While old-fashioned etiquette books might have you thinking people were always polite back in the day, you may also be wondering
how to throw shade, with an old-timey spin. Well you're in luck — there were a multitude of famous writers, speakers, and thinkers tossing around witty comebacks — with poet and playwright William Shakespeare being one of the most widely remembered.
If you look to Shakespeare's plays, it's clear he was the absolute king of the saucy insult. (See below for some of his most choice phrases, from a selection of his works.) But take a peek in the dictionary for other common insults, and you'll see pretty much
everyone was down to hurl a perfectly crafted insult (or two). Of course, we're still witty today, in our own special way. But the Elizabethan and Victorian eras were rife with the shadiest comebacks of them all.
Back around the 1500s, folks used great words like "
cumberworld" and " lubberwort" to knock their friends and enemies down a few pegs. And it was kind of amazing. While these words might not fit easily into our conversations today, they're still fun to think about. Here are some of the best old-fashioned comebacks from Shakespeare's plays and beyond.
"You Juggler! You Canker-Blossom!"
Telling Someone They "Have A Plentiful Lack Of Wit, Together With The Most Weak Hams"
Back in Shakespeare's time, the greatest burn you could throw at someone was telling them they had weak legs. Throw in a remark about their lack of intelligence, and you have some of the best shade from
Shakespeare's Hamlet .
According to MentalFloss, "In the 16th century, lubberwort was the name of an imaginary plant that was supposed to cause sluggishness or stupidity, and ultimately came to be used as a nickname for
a lethargic, fuzzy-minded person." And it definitely has a ring to it.

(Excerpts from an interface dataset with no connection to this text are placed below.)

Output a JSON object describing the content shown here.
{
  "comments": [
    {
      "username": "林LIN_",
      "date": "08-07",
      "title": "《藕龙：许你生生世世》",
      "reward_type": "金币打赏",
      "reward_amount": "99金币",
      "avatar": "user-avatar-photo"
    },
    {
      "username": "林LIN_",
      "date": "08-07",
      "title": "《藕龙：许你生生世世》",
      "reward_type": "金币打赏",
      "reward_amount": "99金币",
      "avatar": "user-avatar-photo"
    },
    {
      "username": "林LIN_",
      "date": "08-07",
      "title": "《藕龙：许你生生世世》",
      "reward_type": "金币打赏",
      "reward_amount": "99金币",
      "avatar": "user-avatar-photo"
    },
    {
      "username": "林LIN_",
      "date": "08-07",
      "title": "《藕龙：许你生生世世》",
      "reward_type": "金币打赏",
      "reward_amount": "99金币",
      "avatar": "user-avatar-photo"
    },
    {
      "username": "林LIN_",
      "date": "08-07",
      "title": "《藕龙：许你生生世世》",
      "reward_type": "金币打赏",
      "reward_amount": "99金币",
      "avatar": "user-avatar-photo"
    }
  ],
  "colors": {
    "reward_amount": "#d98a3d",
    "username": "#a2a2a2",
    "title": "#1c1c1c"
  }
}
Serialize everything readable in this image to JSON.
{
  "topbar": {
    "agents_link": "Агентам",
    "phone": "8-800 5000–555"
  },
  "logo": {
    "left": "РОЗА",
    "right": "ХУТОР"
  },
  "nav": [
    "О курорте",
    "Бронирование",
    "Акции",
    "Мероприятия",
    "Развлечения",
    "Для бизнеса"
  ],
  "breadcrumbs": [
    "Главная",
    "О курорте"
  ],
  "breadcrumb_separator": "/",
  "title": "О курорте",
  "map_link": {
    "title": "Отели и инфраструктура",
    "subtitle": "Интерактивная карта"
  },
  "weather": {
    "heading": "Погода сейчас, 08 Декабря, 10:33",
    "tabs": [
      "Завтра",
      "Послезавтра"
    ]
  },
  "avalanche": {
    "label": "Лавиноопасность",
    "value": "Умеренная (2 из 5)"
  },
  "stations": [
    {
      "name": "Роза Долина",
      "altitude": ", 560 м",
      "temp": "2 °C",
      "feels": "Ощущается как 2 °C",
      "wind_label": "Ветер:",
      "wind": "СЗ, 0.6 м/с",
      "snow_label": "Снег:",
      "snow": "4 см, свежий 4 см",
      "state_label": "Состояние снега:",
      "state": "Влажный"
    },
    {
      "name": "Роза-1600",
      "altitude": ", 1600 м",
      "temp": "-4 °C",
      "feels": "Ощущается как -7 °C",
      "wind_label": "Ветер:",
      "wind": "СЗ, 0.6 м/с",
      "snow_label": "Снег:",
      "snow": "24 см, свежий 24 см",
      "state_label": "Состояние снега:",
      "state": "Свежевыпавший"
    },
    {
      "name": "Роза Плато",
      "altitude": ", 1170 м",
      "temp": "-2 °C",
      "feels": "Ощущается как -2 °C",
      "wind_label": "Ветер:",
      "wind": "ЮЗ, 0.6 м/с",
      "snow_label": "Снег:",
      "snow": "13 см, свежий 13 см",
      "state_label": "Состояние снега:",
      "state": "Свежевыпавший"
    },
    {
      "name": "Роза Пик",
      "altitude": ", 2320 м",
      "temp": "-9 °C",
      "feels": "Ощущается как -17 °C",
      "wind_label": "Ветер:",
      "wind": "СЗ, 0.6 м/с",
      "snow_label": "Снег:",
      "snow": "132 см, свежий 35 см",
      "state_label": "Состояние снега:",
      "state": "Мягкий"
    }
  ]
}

"You Are Not Worth Another Word, Else I'd Call You Knave."
This is a wordy one
from Shakespeare, but the general gist is that you're telling "someone that they are a deceitful and unreliable scoundrel," Rappaport says. "In other words, they lie, cannot be trusted and you cannot depend upon them." Burn.
To call someone as "
cumber-world" is to say they're "a worthless person or thing," or someone "who cumbers the world," according to Merriam-Webster. It was used by English poet Michael Drayton in 1593, in his work . Idea the Shepheards Garland
"I Do Desire We Be Better Strangers"
To say you desire to be better strangers is "a nice way to tell someone to get lost," Rappaport says. Think of it as the Elizabethan way of saying "talk to the hand." The phrase is from
Shakespeare's , and it's so shady it hurts. As You Like It
"More Of Your Conversation Would Infect My Brain"
Shakespeare's , we have this insult, "which can be used to tell someone that you are not interested in what they have to say," Rappaport says. Coriolanus
The adorable sounding word "
prickmedainty" is actually an insult from early 16th century England, used to say someone cared too much about their appearance, according to Merriam-Webster. It's a combination of three words: prick, me, and dainty. And can be used as either a noun or an adjective.
"Thou Dost Infect My Eyes!"
This word comes from Shakespeare's
Henry IV, Part 2, when Falstaff says, "Away, you scullion! You rampallian! You fustilarian ! I'll tickle your catastrophe." According to MentalFloss, Shakespeare used "fustilarian" to mean someone who wastes their time on worthless things.
This term, from the 17th century, is an old-fashioned way of
calling someone a lazy slacker — only it's somehow so much worse.
We certainly have some shady terms today, but back in the day, they
really knew how to craft an insult.